Use this URL to cite or link to this record in EThOS:
Title: Investigating the cognitive characteristics of positive mental health and resilience
Author: Parsons, Sam
ISNI:       0000 0004 7966 0377
Awarding Body: University of Oxford
Current Institution: University of Oxford
Date of Award: 2017
Availability of Full Text:
Access from EThOS:
Full text unavailable from EThOS. Please try the link below.
Access from Institution:
Mental health is distinct to emotional vulnerability, and can be characterised by wellbeing and functioning well in life. Cognitive-affective approaches have been widely used to investigate emotional vulnerability, however, research investigating the cognitive characteristics of mental health and resilience is in its infancy. Research in this thesis examined emotional information processing biases in positive mental health. Chapters Two and Three present cross-sectional data that support the continued exploration of the role of emotional cognitive biases in mental health. Chapter Two found associations between positive attention biases and psychological flexibility, and between the recognition of facially expressed emotions and mental health. Chapter Three found that the interrelationships amongst biases in attention, interpretation, and memory differed between high mental health and low mental health samples of adolescents. In Chapters Four and Five, attention bias modification was used to train attention bias towards positive information and away from negative information.

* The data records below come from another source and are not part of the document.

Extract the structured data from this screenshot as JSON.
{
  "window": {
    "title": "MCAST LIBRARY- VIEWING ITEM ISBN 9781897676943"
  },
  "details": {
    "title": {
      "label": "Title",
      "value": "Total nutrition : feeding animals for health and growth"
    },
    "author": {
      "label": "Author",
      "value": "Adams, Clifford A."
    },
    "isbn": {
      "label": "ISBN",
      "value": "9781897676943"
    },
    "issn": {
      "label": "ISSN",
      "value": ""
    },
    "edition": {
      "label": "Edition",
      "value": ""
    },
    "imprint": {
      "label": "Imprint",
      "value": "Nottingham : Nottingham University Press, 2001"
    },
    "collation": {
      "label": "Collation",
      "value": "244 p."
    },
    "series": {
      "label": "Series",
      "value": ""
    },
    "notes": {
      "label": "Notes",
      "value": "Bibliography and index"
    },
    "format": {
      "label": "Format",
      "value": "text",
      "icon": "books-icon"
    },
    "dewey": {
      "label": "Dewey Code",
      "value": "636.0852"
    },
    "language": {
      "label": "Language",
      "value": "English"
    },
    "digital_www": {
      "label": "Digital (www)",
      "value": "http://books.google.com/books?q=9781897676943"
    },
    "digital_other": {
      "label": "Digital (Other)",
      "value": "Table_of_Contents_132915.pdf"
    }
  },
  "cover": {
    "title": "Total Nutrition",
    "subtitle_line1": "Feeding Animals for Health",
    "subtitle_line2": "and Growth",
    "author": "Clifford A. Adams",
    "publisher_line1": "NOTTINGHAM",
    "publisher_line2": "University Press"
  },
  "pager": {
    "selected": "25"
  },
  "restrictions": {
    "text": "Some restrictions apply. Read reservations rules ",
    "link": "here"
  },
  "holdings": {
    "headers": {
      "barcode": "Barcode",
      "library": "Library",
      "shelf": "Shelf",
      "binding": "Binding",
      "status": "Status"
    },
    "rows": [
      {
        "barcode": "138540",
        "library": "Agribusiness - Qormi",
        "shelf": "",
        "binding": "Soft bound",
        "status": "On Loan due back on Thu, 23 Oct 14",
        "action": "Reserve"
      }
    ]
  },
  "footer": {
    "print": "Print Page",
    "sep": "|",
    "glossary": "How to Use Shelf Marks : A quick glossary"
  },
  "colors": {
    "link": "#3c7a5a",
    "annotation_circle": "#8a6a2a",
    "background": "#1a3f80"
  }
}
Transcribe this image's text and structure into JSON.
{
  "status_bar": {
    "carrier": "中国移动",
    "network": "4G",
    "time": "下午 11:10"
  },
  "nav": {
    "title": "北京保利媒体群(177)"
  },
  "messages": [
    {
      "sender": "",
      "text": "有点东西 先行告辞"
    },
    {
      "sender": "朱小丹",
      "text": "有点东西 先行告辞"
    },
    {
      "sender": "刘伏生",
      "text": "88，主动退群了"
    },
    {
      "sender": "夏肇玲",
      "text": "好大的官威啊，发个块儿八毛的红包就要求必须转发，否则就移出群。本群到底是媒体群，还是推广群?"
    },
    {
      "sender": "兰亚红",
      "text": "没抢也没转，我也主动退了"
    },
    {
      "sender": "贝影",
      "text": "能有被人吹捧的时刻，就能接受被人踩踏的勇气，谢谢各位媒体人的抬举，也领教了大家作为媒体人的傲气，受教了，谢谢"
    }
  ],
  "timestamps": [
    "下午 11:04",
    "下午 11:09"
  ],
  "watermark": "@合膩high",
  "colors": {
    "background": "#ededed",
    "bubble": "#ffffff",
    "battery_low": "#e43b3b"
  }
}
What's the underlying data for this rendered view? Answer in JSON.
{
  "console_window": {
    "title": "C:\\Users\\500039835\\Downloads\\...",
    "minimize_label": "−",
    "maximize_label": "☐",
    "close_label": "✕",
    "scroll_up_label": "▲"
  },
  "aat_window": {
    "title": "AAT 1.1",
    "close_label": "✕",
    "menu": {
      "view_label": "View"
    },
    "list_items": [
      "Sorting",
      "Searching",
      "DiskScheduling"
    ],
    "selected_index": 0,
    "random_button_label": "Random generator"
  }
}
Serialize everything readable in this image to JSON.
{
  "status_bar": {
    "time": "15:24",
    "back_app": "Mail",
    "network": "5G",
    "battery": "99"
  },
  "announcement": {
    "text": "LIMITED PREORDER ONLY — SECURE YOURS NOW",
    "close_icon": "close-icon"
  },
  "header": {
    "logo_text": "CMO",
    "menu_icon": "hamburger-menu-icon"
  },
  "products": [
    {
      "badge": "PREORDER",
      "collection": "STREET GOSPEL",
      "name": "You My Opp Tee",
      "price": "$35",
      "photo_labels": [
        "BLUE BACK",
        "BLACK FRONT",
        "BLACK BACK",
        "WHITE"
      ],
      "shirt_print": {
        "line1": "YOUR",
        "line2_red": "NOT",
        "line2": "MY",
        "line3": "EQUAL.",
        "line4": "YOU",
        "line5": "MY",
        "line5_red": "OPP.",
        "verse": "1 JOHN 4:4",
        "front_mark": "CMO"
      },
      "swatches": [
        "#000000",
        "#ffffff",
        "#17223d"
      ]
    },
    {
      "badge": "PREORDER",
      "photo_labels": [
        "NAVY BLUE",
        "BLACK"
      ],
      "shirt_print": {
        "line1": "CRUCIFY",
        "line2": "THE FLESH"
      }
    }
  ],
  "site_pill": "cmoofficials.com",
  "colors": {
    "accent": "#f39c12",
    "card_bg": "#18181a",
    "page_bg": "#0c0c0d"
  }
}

Training-induced shifts in attentional bias were found to associate with positive emotions and happiness 12 weeks later in Chapter Four, but not in the replication and extension in Chapter Five. In Chapter Six a cognitive model of psychological resilience is introduced to draw together the largely disparate fields of emotional information-processing in emotional vulnerability, and resilience approaches. Chapter Seven was a proof-of-principle study of one hypothesis drawn from the cognitive model outlined in Chapter Six. Data from a novel attention bias alignment assessment task supported the hypothesis that individuals are capable of aligning attentional bias to threat as a function of whether displaying such a bias is adaptive or maladaptive in the current context. The studies in this thesis contribute to the understanding of emotional information-processing in mental health and resilience. Future studies investigating the adaptive directing of cognitive biases in differing contexts may be especially useful moving forward.
Supervisor: Fox, Elaine ; Kruijt, Anne-Wil Sponsor: European Research Council
Qualification Name: Thesis (Ph.D.) Qualification Level: Doctoral
EThOS ID:  DOI: Not available
Keywords: Psychology, Experimental